Give back the entries exactly as they read, leaving each image out.
▬▬▬
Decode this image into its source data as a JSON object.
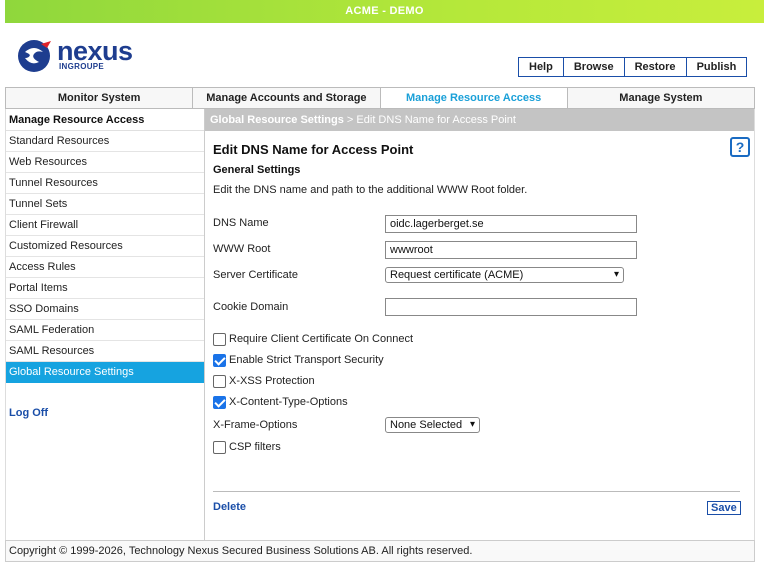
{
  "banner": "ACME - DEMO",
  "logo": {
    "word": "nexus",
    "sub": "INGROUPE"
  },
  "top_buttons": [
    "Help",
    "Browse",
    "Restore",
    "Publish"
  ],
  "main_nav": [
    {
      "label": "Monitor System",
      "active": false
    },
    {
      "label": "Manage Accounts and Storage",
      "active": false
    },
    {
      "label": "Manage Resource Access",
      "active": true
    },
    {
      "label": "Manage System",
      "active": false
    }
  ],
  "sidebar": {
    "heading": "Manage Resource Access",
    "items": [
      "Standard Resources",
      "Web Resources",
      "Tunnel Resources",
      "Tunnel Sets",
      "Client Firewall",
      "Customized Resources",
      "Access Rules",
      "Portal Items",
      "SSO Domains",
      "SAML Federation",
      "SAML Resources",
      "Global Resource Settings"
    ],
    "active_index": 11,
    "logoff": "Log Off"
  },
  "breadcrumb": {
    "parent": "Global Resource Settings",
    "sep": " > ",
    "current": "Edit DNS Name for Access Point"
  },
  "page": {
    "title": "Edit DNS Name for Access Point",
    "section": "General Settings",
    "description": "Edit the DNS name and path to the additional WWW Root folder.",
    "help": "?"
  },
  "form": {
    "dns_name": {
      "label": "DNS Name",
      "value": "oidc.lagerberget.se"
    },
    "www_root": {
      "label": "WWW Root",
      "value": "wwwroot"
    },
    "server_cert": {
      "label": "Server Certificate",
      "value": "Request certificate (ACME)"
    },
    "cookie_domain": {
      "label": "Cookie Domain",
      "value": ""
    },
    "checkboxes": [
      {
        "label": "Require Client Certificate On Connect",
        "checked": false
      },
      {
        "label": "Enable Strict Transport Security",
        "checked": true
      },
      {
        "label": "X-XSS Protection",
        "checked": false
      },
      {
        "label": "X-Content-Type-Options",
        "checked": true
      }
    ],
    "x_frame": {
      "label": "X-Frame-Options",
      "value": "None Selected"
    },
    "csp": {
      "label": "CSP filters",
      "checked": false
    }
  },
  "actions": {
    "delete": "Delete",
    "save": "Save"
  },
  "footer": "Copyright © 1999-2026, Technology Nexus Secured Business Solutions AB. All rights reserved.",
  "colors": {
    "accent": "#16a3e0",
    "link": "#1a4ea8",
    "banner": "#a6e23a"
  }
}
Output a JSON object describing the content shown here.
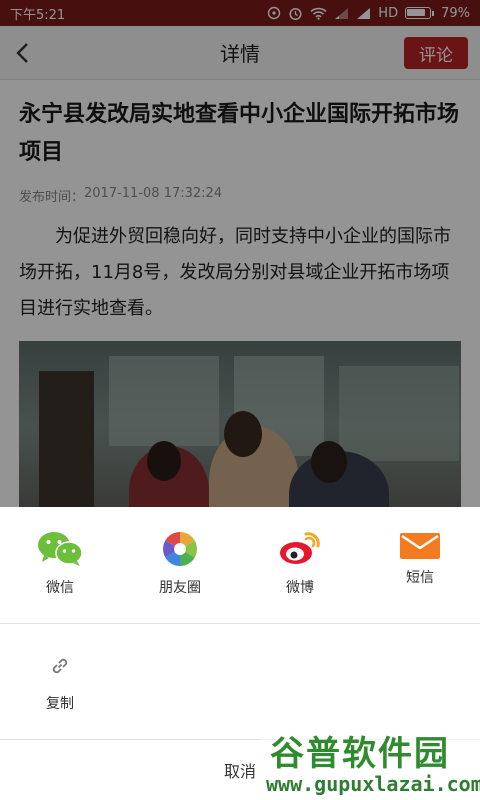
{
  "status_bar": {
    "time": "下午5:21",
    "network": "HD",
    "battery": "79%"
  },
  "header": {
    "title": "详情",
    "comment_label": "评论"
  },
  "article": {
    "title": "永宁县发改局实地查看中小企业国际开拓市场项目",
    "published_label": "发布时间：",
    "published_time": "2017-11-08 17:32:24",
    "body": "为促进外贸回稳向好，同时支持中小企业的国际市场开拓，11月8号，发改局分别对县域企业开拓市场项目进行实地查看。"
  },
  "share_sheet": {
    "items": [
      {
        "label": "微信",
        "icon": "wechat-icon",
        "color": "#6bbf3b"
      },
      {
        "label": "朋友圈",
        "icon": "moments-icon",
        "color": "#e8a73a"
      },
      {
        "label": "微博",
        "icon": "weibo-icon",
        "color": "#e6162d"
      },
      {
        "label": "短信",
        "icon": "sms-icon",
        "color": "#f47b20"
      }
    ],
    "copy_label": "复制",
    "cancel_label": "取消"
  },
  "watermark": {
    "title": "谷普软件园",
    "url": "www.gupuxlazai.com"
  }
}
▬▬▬
**Solution to the problem:**
Decode this image into its source data as a JSON object.
{
  "banner": "ACME - DEMO",
  "logo": {
    "word": "nexus",
    "sub": "INGROUPE"
  },
  "top_buttons": [
    "Help",
    "Browse",
    "Restore",
    "Publish"
  ],
  "main_nav": [
    {
      "label": "Monitor System",
      "active": false
    },
    {
      "label": "Manage Accounts and Storage",
      "active": false
    },
    {
      "label": "Manage Resource Access",
      "active": true
    },
    {
      "label": "Manage System",
      "active": false
    }
  ],
  "sidebar": {
    "heading": "Manage Resource Access",
    "items": [
      "Standard Resources",
      "Web Resources",
      "Tunnel Resources",
      "Tunnel Sets",
      "Client Firewall",
      "Customized Resources",
      "Access Rules",
      "Portal Items",
      "SSO Domains",
      "SAML Federation",
      "SAML Resources",
      "Global Resource Settings"
    ],
    "active_index": 11,
    "logoff": "Log Off"
  },
  "breadcrumb": {
    "parent": "Global Resource Settings",
    "sep": " > ",
    "current": "Edit DNS Name for Access Point"
  },
  "page": {
    "title": "Edit DNS Name for Access Point",
    "section": "General Settings",
    "description": "Edit the DNS name and path to the additional WWW Root folder.",
    "help": "?"
  },
  "form": {
    "dns_name": {
      "label": "DNS Name",
      "value": "oidc.lagerberget.se"
    },
    "www_root": {
      "label": "WWW Root",
      "value": "wwwroot"
    },
    "server_cert": {
      "label": "Server Certificate",
      "value": "Request certificate (ACME)"
    },
    "cookie_domain": {
      "label": "Cookie Domain",
      "value": ""
    },
    "checkboxes": [
      {
        "label": "Require Client Certificate On Connect",
        "checked": false
      },
      {
        "label": "Enable Strict Transport Security",
        "checked": true
      },
      {
        "label": "X-XSS Protection",
        "checked": false
      },
      {
        "label": "X-Content-Type-Options",
        "checked": true
      }
    ],
    "x_frame": {
      "label": "X-Frame-Options",
      "value": "None Selected"
    },
    "csp": {
      "label": "CSP filters",
      "checked": false
    }
  },
  "actions": {
    "delete": "Delete",
    "save": "Save"
  },
  "footer": "Copyright © 1999-2026, Technology Nexus Secured Business Solutions AB. All rights reserved.",
  "colors": {
    "accent": "#16a3e0",
    "link": "#1a4ea8",
    "banner": "#a6e23a"
  }
}
Output a JSON object describing the content shown here.
{
  "status_bar": {
    "time": "下午5:21",
    "network": "HD",
    "battery": "79%"
  },
  "header": {
    "title": "详情",
    "comment_label": "评论"
  },
  "article": {
    "title": "永宁县发改局实地查看中小企业国际开拓市场项目",
    "published_label": "发布时间：",
    "published_time": "2017-11-08 17:32:24",
    "body": "为促进外贸回稳向好，同时支持中小企业的国际市场开拓，11月8号，发改局分别对县域企业开拓市场项目进行实地查看。"
  },
  "share_sheet": {
    "items": [
      {
        "label": "微信",
        "icon": "wechat-icon",
        "color": "#6bbf3b"
      },
      {
        "label": "朋友圈",
        "icon": "moments-icon",
        "color": "#e8a73a"
      },
      {
        "label": "微博",
        "icon": "weibo-icon",
        "color": "#e6162d"
      },
      {
        "label": "短信",
        "icon": "sms-icon",
        "color": "#f47b20"
      }
    ],
    "copy_label": "复制",
    "cancel_label": "取消"
  },
  "watermark": {
    "title": "谷普软件园",
    "url": "www.gupuxlazai.com"
  }
}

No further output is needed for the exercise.